100 YEARS AGO: The new truck for the city of Menominee street department will be officially presented to the city at the next meeting of the city council. At the meeting the truck was run up before the city offices for inspection. This is a two-ton truck, painted gray and has a hydraulic hoist, used in rumping waste material. The truck was made at the Menominee Motor truck company and is one of the finest trucks ever turned out by the factory.

50 YEARS AGO: Fish Net and Twine Co. asked the Menominee City Council Monday night for action which would permit a major expansion of the firm’s manufacturing facilities at 601 14th Ave. Murray Grabowsky, president of the Fish Net and Twine revealed that his firm hopes to erect a 740 by 60-foot building to the immediate rear of the present structure. He asked that the city vacate a portion of the alley between 13th and 14th streets to provide sufficient room for the expansion. Grabowsky’s letter stated that the company plans to purchase the John Wormwood home at 605 14th Ave. The house would be razed to provide a site for a parking lot. Mayor John Reindl informed aldermen that the proposed plant expansion will involve construction of a non-conforming building in a residential section. He described the project as a very large expansion involving a new product and new employment. Grabowsky expressed assurances that the new building would “in no way detract from the area.” His letter declared that there would be no disturbances from the new machinery to be installed. The mayor noted that, because the location involved does not conform with present zoning, a public hearing will be necessary. Only one objector was present on a proposal to amend the zoning ordinance affecting the east side of 10th St. from 47th to 48th avenues.

25 YEARS AGO: A mother of a teen-age son says gang activity must be stymied in the Twin Cities before it gets out of control, but law enforcement officials believe that recent violent episodes are the result of a few delinquent teens. The Marinette woman said her son is involved in a gang. She said there are at least two gangs in the area that she is aware of and many parents may not even realize such problems exist. “Most parents don’t even know their kids are involved,” she said. “People are not taking it seriously, but they had better start.” Lt. Jeff Skorik of the Marinette Police Department said the authorities take the problem of teen violence seriously, adding that the word “gang” is too harsh of a word for what is happening here. “We have had in the last several weeks an increase in violent crimes involving juveniles,” Skorik said. “What you have are groups of kids who have hung together for a long time. We’re aware that some juveniles are telling other juveniles that they are gang-affiliated.” Skorik said a parent definitely should be concerned if a child says he or she is in a gang. He said there are professionals in the area, such as counselors, who are experts in this type of behavior. There have been three recent incidents of teen violence in Marinette, including a serious stabbing and an attack with a chain. The woman says the episodes are definitely gang-related. 

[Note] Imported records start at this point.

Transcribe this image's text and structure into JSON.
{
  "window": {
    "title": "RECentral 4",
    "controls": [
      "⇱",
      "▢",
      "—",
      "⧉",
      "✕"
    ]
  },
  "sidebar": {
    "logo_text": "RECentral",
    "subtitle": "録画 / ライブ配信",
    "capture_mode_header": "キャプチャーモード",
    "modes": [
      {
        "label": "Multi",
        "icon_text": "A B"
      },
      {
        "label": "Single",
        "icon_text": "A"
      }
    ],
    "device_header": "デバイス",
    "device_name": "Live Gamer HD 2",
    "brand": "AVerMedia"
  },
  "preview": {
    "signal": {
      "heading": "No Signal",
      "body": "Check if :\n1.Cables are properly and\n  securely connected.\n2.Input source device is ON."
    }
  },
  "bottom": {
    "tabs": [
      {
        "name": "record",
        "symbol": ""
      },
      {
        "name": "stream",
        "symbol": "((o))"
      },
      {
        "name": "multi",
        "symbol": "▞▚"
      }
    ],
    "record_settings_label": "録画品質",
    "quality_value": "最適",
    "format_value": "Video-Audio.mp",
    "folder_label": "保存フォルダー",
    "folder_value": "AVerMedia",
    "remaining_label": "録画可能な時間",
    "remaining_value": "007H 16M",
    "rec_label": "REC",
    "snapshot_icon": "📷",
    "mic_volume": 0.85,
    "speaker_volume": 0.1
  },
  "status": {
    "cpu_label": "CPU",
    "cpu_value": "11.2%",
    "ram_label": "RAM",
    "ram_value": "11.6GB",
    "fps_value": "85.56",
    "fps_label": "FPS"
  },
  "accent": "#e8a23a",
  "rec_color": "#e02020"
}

FIVE YEARS AGO: Anthony Pieper’s spectacular Wausaukee High School basketball career began in an old gym that has since been torn down. His legacy will last forever. Pieper is a 2013 Wisconsin Basketball Coaches Association Hall of Fame inductee. He will be among 12 players to be inducted at a ceremony Oct. 5 at Chula Vista Resort. More than 20 years after Pieper led the Rangers to the 1993 Division 4 state championship, he remains at the top as Wisconsin’s all-time leading scorer with 3,391 career points. Pieper started every game in his high school career. As a freshman, he averaged 18.6 points per game. He averaged 28.8 ppg as a sophomore for a Ranger team that advanced to the state semifinals. He scored 41.2 ppg as a junior and 39.9 ppg as a senior. Pieper holds the state’s single-season scoring record with 1,063 points as a senior. Pieper was born into a basketball family. His father, Gene, was a longtime coach at Wausaukee and later in Florida, where he has retired. His mother, Susan, also coached. Older brother Phil scored more than 1,000 points at Wausaukee and played at UW-Oshkosh. Older sister Anne also scored more than 1,000 points at Wausaukee and played at UW-Milwaukee.Together, the three siblings combined for more than 6,400 points in high school.